Plan committee members are also the primary named fiduciary for a typical retirement plan, according to a recent white paper from Chicago-based retirement plan consulting firm PlanPILOT, so there is even more at stake in committee assembly decisions. The wrong processes and decisionmaking can lead to costly litigation.
“How to Build and Run a Retirement Plan Committee” describes the process in six steps.
First, those involved in developing the committee must determine its size. Small organizations with a relatively simple plan may need only a couple of group members, while larger organizations with multiple plan service providers and more complicated plans may require larger groups.
The principal driver is often how many committee members are available, based on an organization’s time and resources. Five seems to be the ideal number, according to the research, a number that optimizes both productivity and diversity of opinion and expertise.
Organizers should strive for diversity. PlanPILOT advises organizers to consider varied categories, such as social diversity (members of different race, age, and gender) or skill set diversity (different professional backgrounds). Another category could be value diversity, where members have different opinions about the goal and purpose of the plan.
The next step is selecting a committee leader--best accomplished by choosing someone who is process-oriented and can maintain the committee’s cohesion through challenging debates. After that, establishing effective meeting rules, such as setting time limits and ensuring meetings have a specific topic, becomes critical.
All committees should designate one person to take meeting minutes covering who attended the meeting and any decisions reached. Minutes must show the rationale for decisions made and demonstrate a prudent process was followed.

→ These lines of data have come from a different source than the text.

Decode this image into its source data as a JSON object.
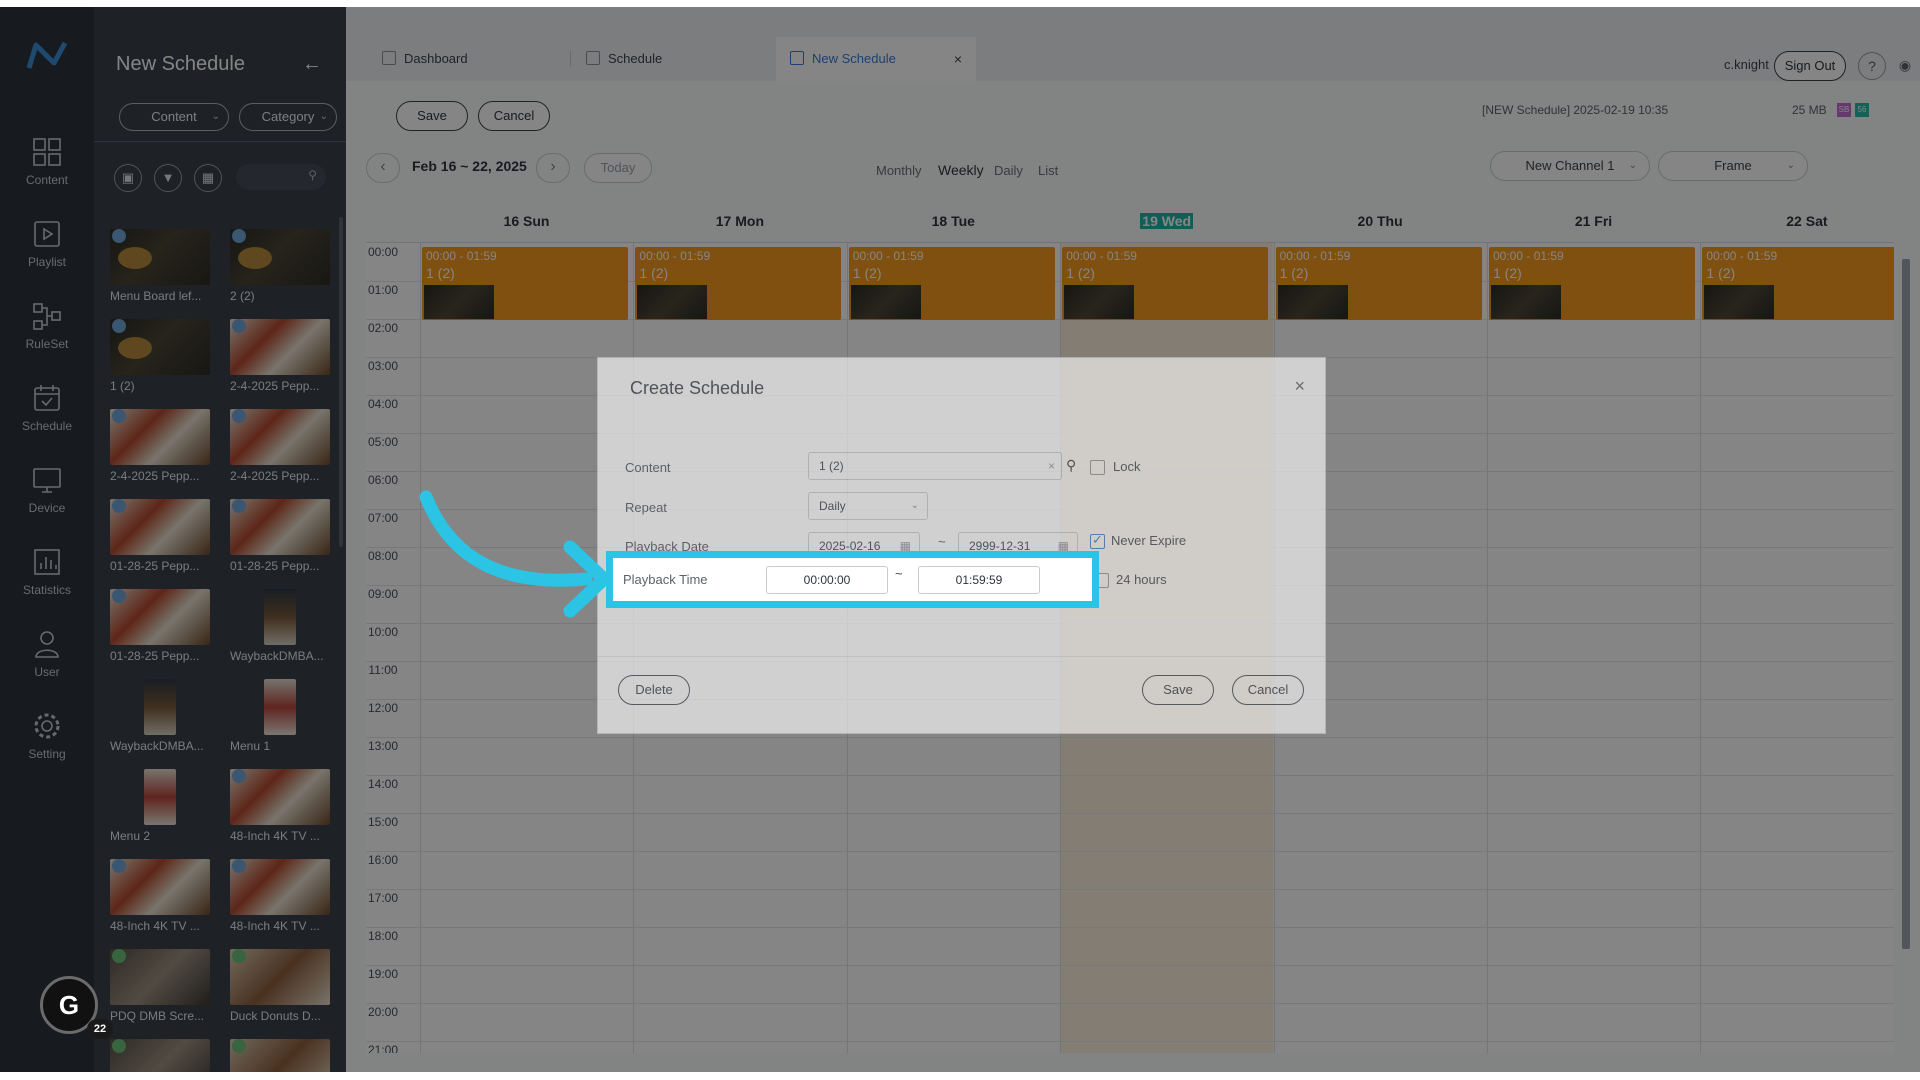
{
  "nav": {
    "items": [
      {
        "label": "Content",
        "icon": "content-grid-icon"
      },
      {
        "label": "Playlist",
        "icon": "playlist-icon"
      },
      {
        "label": "RuleSet",
        "icon": "ruleset-icon"
      },
      {
        "label": "Schedule",
        "icon": "schedule-calendar-icon"
      },
      {
        "label": "Device",
        "icon": "device-monitor-icon"
      },
      {
        "label": "Statistics",
        "icon": "statistics-chart-icon"
      },
      {
        "label": "User",
        "icon": "user-icon"
      },
      {
        "label": "Setting",
        "icon": "gear-icon"
      }
    ]
  },
  "panel": {
    "title": "New Schedule",
    "back": "←",
    "content_select": "Content",
    "category_select": "Category",
    "items": [
      {
        "label": "Menu Board lef...",
        "kind": "dark"
      },
      {
        "label": "2 (2)",
        "kind": "dark"
      },
      {
        "label": "1 (2)",
        "kind": "dark"
      },
      {
        "label": "2-4-2025 Pepp...",
        "kind": "food"
      },
      {
        "label": "2-4-2025 Pepp...",
        "kind": "food"
      },
      {
        "label": "2-4-2025 Pepp...",
        "kind": "food"
      },
      {
        "label": "01-28-25 Pepp...",
        "kind": "food"
      },
      {
        "label": "01-28-25 Pepp...",
        "kind": "food"
      },
      {
        "label": "01-28-25 Pepp...",
        "kind": "food"
      },
      {
        "label": "WaybackDMBA...",
        "kind": "portrait"
      },
      {
        "label": "WaybackDMBA...",
        "kind": "portrait"
      },
      {
        "label": "Menu 1",
        "kind": "portrait2"
      },
      {
        "label": "Menu 2",
        "kind": "portrait2"
      },
      {
        "label": "48-Inch 4K TV ...",
        "kind": "food"
      },
      {
        "label": "48-Inch 4K TV ...",
        "kind": "food"
      },
      {
        "label": "48-Inch 4K TV ...",
        "kind": "food"
      },
      {
        "label": "PDQ DMB Scre...",
        "kind": "video"
      },
      {
        "label": "Duck Donuts D...",
        "kind": "donut"
      },
      {
        "label": "",
        "kind": "video"
      },
      {
        "label": "",
        "kind": "donut"
      }
    ]
  },
  "tabs": [
    {
      "label": "Dashboard"
    },
    {
      "label": "Schedule"
    },
    {
      "label": "New Schedule",
      "close": "×"
    }
  ],
  "header": {
    "username": "c.knight",
    "sign_out": "Sign Out",
    "help": "?",
    "status": "[NEW Schedule] 2025-02-19 10:35",
    "size": "25 MB",
    "badge1": "SB",
    "badge2": "56"
  },
  "toolbar": {
    "save": "Save",
    "cancel": "Cancel"
  },
  "calendar": {
    "range": "Feb 16 ~ 22, 2025",
    "prev": "‹",
    "next": "›",
    "today": "Today",
    "views": [
      "Monthly",
      "Weekly",
      "Daily",
      "List"
    ],
    "channel": "New Channel 1",
    "frame": "Frame",
    "days": [
      "16 Sun",
      "17 Mon",
      "18 Tue",
      "19 Wed",
      "20 Thu",
      "21 Fri",
      "22 Sat"
    ],
    "hours": [
      "00:00",
      "01:00",
      "02:00",
      "03:00",
      "04:00",
      "05:00",
      "06:00",
      "07:00",
      "08:00",
      "09:00",
      "10:00",
      "11:00",
      "12:00",
      "13:00",
      "14:00",
      "15:00",
      "16:00",
      "17:00",
      "18:00",
      "19:00",
      "20:00",
      "21:00"
    ],
    "event": {
      "time": "00:00 - 01:59",
      "title": "1 (2)"
    }
  },
  "modal": {
    "title": "Create Schedule",
    "close": "×",
    "content_label": "Content",
    "content_value": "1 (2)",
    "content_clear": "×",
    "lock_label": "Lock",
    "repeat_label": "Repeat",
    "repeat_value": "Daily",
    "date_label": "Playback Date",
    "date_start": "2025-02-16",
    "date_end": "2999-12-31",
    "tilde": "~",
    "never_expire": "Never Expire",
    "time_label": "Playback Time",
    "time_start": "00:00:00",
    "time_end": "01:59:59",
    "hours24": "24 hours",
    "delete": "Delete",
    "save": "Save",
    "cancel": "Cancel"
  },
  "floating": {
    "letter": "G",
    "count": "22"
  },
  "colors": {
    "accent": "#3a7bd5",
    "event": "#f39a1f",
    "highlight": "#2bc4e4",
    "today": "#24b5a8"
  }
}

Careful consideration must be given to documenting investment policy statements, quarterly investment reports, manager search reports, committee charters, committee acceptance/resignation forms and conflict of interest disclosure statements.
Finally, effective plan committees know when to seek outside help in dealing with the above issues.
A complete copy of the white paper is available here.